**DESCRIPTION OF THE TASK:**
The pictures stay out; all of the data is to be printed exactly.

**DATASET EXCERPTS:**

********

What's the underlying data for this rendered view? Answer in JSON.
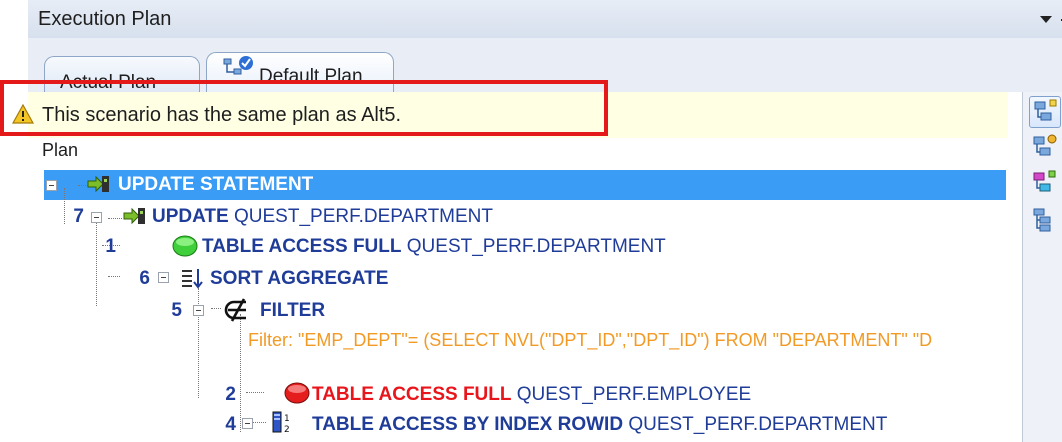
{
  "panel": {
    "title": "Execution Plan"
  },
  "tabs": [
    {
      "label": "Actual Plan"
    },
    {
      "label": "Default Plan"
    }
  ],
  "notice": {
    "text": "This scenario has the same plan as Alt5."
  },
  "plan": {
    "header": "Plan",
    "rows": [
      {
        "num": "",
        "op": "UPDATE STATEMENT",
        "obj": ""
      },
      {
        "num": "7",
        "op": "UPDATE",
        "obj": " QUEST_PERF.DEPARTMENT"
      },
      {
        "num": "1",
        "op": "TABLE ACCESS FULL",
        "obj": " QUEST_PERF.DEPARTMENT"
      },
      {
        "num": "6",
        "op": "SORT AGGREGATE",
        "obj": ""
      },
      {
        "num": "5",
        "op": "FILTER",
        "obj": ""
      },
      {
        "num": "",
        "op": "Filter: \"EMP_DEPT\"= (SELECT NVL(\"DPT_ID\",\"DPT_ID\") FROM \"DEPARTMENT\" \"D",
        "obj": ""
      },
      {
        "num": "2",
        "op": "TABLE ACCESS FULL",
        "obj": " QUEST_PERF.EMPLOYEE"
      },
      {
        "num": "4",
        "op": "TABLE ACCESS BY INDEX ROWID",
        "obj": " QUEST_PERF.DEPARTMENT"
      }
    ]
  },
  "colors": {
    "selection": "#3a9cf5",
    "node_text": "#1f3c98",
    "warning_op": "#e8161c",
    "filter_text": "#f19a26",
    "highlight_outline": "#e41a1a",
    "notice_bg": "#ffffe4"
  },
  "icons": {
    "tab_default": "plan-tree-check-icon",
    "notice": "warning-icon",
    "toolbar": [
      "plan-view-icon",
      "plan-settings-icon",
      "plan-color-icon",
      "plan-tree-icon"
    ]
  }
}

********

**RESPONSE TO THIS EXERCISE:**
What's the underlying data for this rendered view? Answer in JSON.
{
  "panel": {
    "title": "Execution Plan"
  },
  "tabs": [
    {
      "label": "Actual Plan"
    },
    {
      "label": "Default Plan"
    }
  ],
  "notice": {
    "text": "This scenario has the same plan as Alt5."
  },
  "plan": {
    "header": "Plan",
    "rows": [
      {
        "num": "",
        "op": "UPDATE STATEMENT",
        "obj": ""
      },
      {
        "num": "7",
        "op": "UPDATE",
        "obj": " QUEST_PERF.DEPARTMENT"
      },
      {
        "num": "1",
        "op": "TABLE ACCESS FULL",
        "obj": " QUEST_PERF.DEPARTMENT"
      },
      {
        "num": "6",
        "op": "SORT AGGREGATE",
        "obj": ""
      },
      {
        "num": "5",
        "op": "FILTER",
        "obj": ""
      },
      {
        "num": "",
        "op": "Filter: \"EMP_DEPT\"= (SELECT NVL(\"DPT_ID\",\"DPT_ID\") FROM \"DEPARTMENT\" \"D",
        "obj": ""
      },
      {
        "num": "2",
        "op": "TABLE ACCESS FULL",
        "obj": " QUEST_PERF.EMPLOYEE"
      },
      {
        "num": "4",
        "op": "TABLE ACCESS BY INDEX ROWID",
        "obj": " QUEST_PERF.DEPARTMENT"
      }
    ]
  },
  "colors": {
    "selection": "#3a9cf5",
    "node_text": "#1f3c98",
    "warning_op": "#e8161c",
    "filter_text": "#f19a26",
    "highlight_outline": "#e41a1a",
    "notice_bg": "#ffffe4"
  },
  "icons": {
    "tab_default": "plan-tree-check-icon",
    "notice": "warning-icon",
    "toolbar": [
      "plan-view-icon",
      "plan-settings-icon",
      "plan-color-icon",
      "plan-tree-icon"
    ]
  }
}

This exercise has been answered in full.